This story is developing. Check back soon for updates. On Monday, the Supreme Court struck down a 2013 Texas law regulating the safety of abortion clinics, saying in a 5-3 decision that it put an undue burden on a women’s right to an abortion. The case had challenged two Texas regulations of abortion clinics: abortionists must have admitting privileges at a local hospital in case of a medical emergency at their clinic, and clinic buildings must meet the standards of ambulatory surgery centers. They must have proper sanitation, staffing, and medical experts on hand to deal with medical emergencies.
The law was passed in the wake of the Kermit Gosnell scandal. Gosnell, a Philadelphia abortionist, was convicted in May 2013 on three counts of first-degree murder for babies born alive who were killed at his clinic, and he was found guilty of involuntary manslaughter after a woman died from an anesthesia overdose at his clinic.
An almost 300-page grand jury report exposed his clinic’s horrific practices and conditions. Babies born alive had their spinal cords severed. Blood stains spotted the clinic, which also smelled of urine. Medical equipment was broken or used and reused without being cleaned. Dead babies lay in jars. Staff members lacked experience and expertise.
Texas’ regulations, proponents said, were in the interest of women’s safety and were meant to prevent another Gosnell case from happening. The U.S. Fifth Circuit Court upheld the Texas law in 2015 and allowed it to go into effect in most of the state. The case was then appealed to the Supreme Court, which agreed to hear it.
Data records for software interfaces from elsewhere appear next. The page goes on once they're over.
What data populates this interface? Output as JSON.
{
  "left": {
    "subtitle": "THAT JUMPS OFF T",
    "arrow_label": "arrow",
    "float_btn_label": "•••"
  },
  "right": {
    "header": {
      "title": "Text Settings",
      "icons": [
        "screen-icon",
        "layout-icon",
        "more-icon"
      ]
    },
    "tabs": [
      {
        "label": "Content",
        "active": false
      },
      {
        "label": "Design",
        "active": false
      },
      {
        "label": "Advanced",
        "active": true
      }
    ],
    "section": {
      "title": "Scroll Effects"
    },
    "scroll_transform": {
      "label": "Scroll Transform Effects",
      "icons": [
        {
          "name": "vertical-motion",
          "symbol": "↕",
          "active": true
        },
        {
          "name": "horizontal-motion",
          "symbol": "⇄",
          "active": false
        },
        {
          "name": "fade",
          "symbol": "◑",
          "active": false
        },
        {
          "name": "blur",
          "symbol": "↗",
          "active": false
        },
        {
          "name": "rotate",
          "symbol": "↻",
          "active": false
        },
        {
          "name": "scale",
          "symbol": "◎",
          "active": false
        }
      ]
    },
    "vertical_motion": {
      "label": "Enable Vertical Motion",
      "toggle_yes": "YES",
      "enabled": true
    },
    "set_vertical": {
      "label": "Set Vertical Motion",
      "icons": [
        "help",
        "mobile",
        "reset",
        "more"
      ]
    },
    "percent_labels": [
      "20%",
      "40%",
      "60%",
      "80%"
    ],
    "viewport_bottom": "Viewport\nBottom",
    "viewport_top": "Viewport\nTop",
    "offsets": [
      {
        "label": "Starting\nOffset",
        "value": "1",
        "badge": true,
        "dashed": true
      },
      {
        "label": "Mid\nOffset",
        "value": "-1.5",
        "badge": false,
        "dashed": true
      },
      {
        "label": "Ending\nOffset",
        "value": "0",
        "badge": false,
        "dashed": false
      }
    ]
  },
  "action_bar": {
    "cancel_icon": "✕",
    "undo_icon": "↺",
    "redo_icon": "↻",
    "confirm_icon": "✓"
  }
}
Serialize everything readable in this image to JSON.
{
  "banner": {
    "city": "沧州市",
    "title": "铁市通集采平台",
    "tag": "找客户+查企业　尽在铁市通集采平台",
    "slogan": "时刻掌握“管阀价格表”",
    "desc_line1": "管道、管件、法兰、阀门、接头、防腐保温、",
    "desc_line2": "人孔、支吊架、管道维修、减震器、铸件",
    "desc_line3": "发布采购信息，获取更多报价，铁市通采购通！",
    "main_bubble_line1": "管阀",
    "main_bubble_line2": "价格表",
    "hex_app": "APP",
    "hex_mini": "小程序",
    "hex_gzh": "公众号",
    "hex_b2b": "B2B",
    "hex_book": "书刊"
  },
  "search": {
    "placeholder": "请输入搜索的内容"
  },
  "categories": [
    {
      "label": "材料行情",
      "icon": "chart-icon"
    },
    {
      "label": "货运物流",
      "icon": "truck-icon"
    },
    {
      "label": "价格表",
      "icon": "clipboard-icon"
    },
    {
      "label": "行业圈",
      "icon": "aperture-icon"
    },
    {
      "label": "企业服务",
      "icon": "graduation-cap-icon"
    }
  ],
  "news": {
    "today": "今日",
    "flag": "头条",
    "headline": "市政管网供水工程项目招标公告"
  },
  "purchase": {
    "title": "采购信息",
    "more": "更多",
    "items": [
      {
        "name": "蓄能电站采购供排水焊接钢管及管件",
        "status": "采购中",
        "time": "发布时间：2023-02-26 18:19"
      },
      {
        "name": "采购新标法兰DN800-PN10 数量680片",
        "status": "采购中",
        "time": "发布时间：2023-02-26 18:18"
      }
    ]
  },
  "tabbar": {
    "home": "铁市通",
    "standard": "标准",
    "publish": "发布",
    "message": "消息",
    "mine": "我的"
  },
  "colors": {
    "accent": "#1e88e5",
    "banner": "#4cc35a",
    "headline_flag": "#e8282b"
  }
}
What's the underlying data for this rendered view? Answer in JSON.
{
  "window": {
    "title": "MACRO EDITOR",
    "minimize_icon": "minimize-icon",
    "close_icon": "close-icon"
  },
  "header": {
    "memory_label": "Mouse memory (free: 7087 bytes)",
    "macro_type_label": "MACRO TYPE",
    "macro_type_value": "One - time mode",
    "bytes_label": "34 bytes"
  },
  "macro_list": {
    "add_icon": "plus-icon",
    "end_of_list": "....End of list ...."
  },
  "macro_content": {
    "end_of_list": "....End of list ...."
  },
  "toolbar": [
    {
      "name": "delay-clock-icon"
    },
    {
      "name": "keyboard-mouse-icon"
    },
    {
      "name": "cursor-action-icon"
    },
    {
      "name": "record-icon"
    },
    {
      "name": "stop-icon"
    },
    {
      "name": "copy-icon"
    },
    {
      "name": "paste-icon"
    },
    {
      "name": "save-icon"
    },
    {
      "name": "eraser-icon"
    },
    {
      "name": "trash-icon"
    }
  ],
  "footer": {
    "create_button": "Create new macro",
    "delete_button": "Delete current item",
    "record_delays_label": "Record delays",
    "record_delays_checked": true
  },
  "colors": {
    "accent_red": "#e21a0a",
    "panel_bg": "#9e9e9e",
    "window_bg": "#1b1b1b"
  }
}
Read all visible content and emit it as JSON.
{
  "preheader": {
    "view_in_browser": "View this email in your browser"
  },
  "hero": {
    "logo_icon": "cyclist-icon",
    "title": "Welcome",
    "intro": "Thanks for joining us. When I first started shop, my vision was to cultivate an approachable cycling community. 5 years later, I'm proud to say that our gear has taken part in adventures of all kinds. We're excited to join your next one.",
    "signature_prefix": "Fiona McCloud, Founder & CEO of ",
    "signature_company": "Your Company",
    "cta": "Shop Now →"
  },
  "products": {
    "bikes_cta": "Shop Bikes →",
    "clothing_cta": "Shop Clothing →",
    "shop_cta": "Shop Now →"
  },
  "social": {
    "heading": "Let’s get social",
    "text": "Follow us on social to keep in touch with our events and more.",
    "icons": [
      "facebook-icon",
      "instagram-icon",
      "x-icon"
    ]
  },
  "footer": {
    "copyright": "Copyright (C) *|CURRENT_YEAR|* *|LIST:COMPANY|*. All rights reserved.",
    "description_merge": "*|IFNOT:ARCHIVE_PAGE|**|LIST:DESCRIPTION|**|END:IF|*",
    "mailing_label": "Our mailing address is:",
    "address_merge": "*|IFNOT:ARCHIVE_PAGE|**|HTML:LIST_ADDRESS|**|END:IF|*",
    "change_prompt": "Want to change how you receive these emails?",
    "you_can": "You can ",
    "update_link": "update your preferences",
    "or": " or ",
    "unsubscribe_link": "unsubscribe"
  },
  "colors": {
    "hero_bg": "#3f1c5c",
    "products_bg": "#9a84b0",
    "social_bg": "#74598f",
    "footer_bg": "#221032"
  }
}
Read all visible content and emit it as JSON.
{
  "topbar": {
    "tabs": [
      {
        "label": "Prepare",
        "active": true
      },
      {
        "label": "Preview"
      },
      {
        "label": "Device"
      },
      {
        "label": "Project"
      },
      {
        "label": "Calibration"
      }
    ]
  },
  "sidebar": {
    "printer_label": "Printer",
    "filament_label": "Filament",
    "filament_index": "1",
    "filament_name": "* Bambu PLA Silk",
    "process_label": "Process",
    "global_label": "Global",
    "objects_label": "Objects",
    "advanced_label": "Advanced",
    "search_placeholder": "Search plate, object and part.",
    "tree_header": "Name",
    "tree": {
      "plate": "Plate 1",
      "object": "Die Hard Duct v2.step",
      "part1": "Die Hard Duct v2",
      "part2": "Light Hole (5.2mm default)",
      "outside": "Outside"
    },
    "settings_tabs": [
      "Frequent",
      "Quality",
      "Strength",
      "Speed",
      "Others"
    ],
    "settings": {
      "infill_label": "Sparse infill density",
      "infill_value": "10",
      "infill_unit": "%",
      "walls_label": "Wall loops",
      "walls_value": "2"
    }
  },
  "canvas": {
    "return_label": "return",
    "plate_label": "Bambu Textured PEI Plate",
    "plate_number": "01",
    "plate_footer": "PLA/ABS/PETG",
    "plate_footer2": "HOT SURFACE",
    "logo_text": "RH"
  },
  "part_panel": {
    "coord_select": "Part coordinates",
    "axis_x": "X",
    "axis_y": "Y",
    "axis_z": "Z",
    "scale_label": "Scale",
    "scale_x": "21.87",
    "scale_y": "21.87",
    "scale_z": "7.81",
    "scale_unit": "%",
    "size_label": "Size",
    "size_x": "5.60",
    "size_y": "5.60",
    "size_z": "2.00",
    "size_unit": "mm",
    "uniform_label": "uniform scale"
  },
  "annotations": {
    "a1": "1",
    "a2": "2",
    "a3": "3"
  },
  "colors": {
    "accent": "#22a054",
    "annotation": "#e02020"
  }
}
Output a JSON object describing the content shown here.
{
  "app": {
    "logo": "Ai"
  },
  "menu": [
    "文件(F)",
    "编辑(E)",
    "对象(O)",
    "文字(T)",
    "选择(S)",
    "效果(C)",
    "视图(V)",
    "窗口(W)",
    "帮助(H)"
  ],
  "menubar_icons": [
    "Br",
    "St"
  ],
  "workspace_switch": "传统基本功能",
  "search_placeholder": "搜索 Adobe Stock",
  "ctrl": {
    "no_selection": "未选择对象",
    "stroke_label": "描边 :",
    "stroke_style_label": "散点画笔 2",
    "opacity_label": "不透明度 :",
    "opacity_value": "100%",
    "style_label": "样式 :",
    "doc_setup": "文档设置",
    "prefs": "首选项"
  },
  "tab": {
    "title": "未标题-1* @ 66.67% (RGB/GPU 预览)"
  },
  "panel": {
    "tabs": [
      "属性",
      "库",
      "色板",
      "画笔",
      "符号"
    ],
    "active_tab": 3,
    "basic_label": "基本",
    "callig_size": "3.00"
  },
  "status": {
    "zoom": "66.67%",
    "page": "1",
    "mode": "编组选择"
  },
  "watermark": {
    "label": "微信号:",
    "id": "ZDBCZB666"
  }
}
Pro-choice opponents have said the laws were not essential for medical safety, and that they were ultimately intended to shut clinics down. Over half the clinics in Texas closed after the law’s passage, the Texas Tribune has reported, although a definitive link between the laws and the closures has yet to be established.